#4 New Zealand
Australia may have just missed the top 10, but its neighbor (or “neighbour”), New Zealand, almost took top billing. One of the major factors behind this is the high level of political stability, which is helped (or possibly caused) by the high levels of political transparency and low levels of corruption. In fact, Transparency International ranked New Zealand No. 1 in the world, and the 2013 Corruption Perception Index named them the least corrupt. Additionally, the country has notoriously strict laws and tough punishments, as well as a high respect for human rights (even for Pastafarians), and Kiwis are often praised for their lack of hostility toward foreigners.
Two things have brought Austria to the top portion of this list: it has very low levels of violent crime (especially in regard to political, economic, religious, and ethnic violence) and very peaceful relations with its neighbors, both of which are sure recipes for safety and success. It’s also worth noting who Austria’s neighbors are, as the country shares borders with seven nations that are all also highly ranked on this list: the Czech Republic (No. 6), Switzerland (No. 7), Slovenia (No. 10), Germany (No. 16), Hungary (No. 19), Slovakia (No. 24), and Italy (No. 39). Your biggest safety risk in Austria in probably getting injured while skiing down one of its many magnificent mountains.
It wasn’t always smooth sailing for this coastal European country. Denmark once had serious crime and terrorism issues (and European counter-terrorism forces broke up a large ISIS sleeper cell in the capital city of Copenhagen just this spring), but managed to tackle these and has been a regular at the top of the GPI list for many years. Additionally, Denmark also maintains a spot at the top of the list of happiest countries in the world, a lot of which is due to the small gap that exists between the rich and poor, which also helps lower the amount of robberies and burglaries. Almost exactly 10 percent of the country lives in Copenhagen, which also receives plenty of attention for being one of the safest big cities in the world. In fact, it’s so safe and such a wonderful city (with fantastic food to boot!) that we recently recommended it as one of the top destinations for students looking to study abroad.

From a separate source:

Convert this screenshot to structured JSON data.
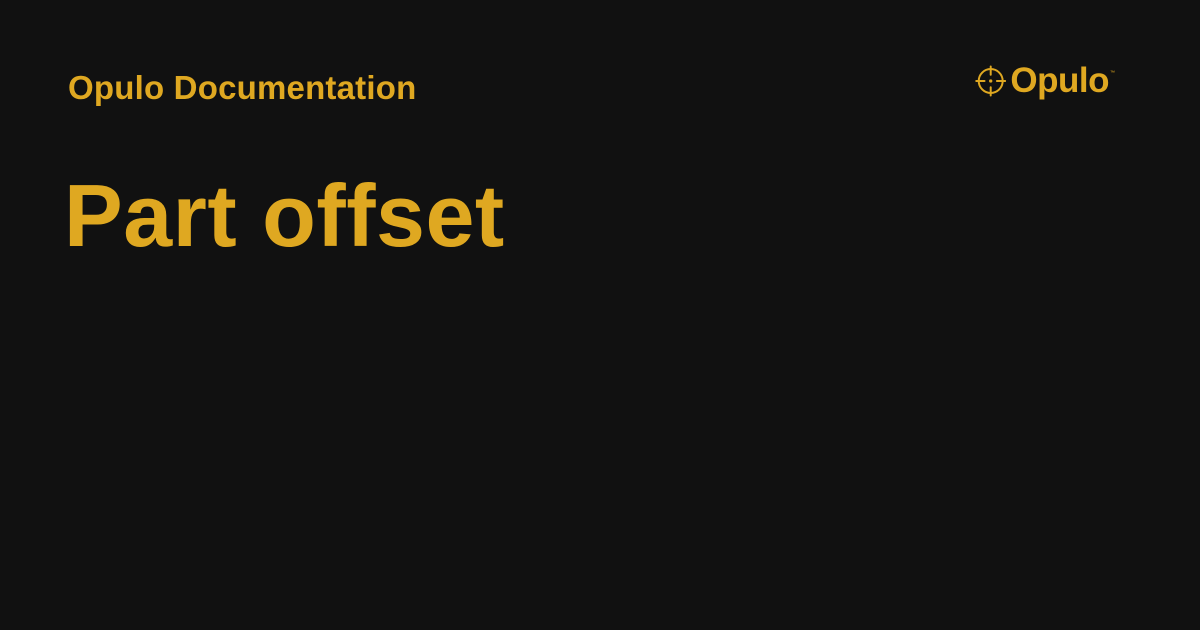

No surprise here, as Iceland is constantly being referred to as the safest countries in the world. As for the reasoning for this rank, there are a few major factors. First, Iceland is never involved in any sort of international conflicts. Since the Icelandic Reformation of the 1500s, the only major issues were the three Cod Wars (1958-61, 1972-73, and 1975-76), which were over the established fishery zones, and only included one death. Iceland does not maintain a standing army, navy, or air force, using only a militarized Coast Guard for protection. Additionally, even the pettiest crimes (like pickpocketing) are nearly nonexistent, and the homicide rate has never exceeded 8 per 100,000 to date. Maybe it has something to do with the camaraderie formed by an isolated island country of only 323,002. One thing is for certain, the safety has nothing to do with a lack of firearms; Iceland actually ranks 15th in the world in per-capita gun ownership.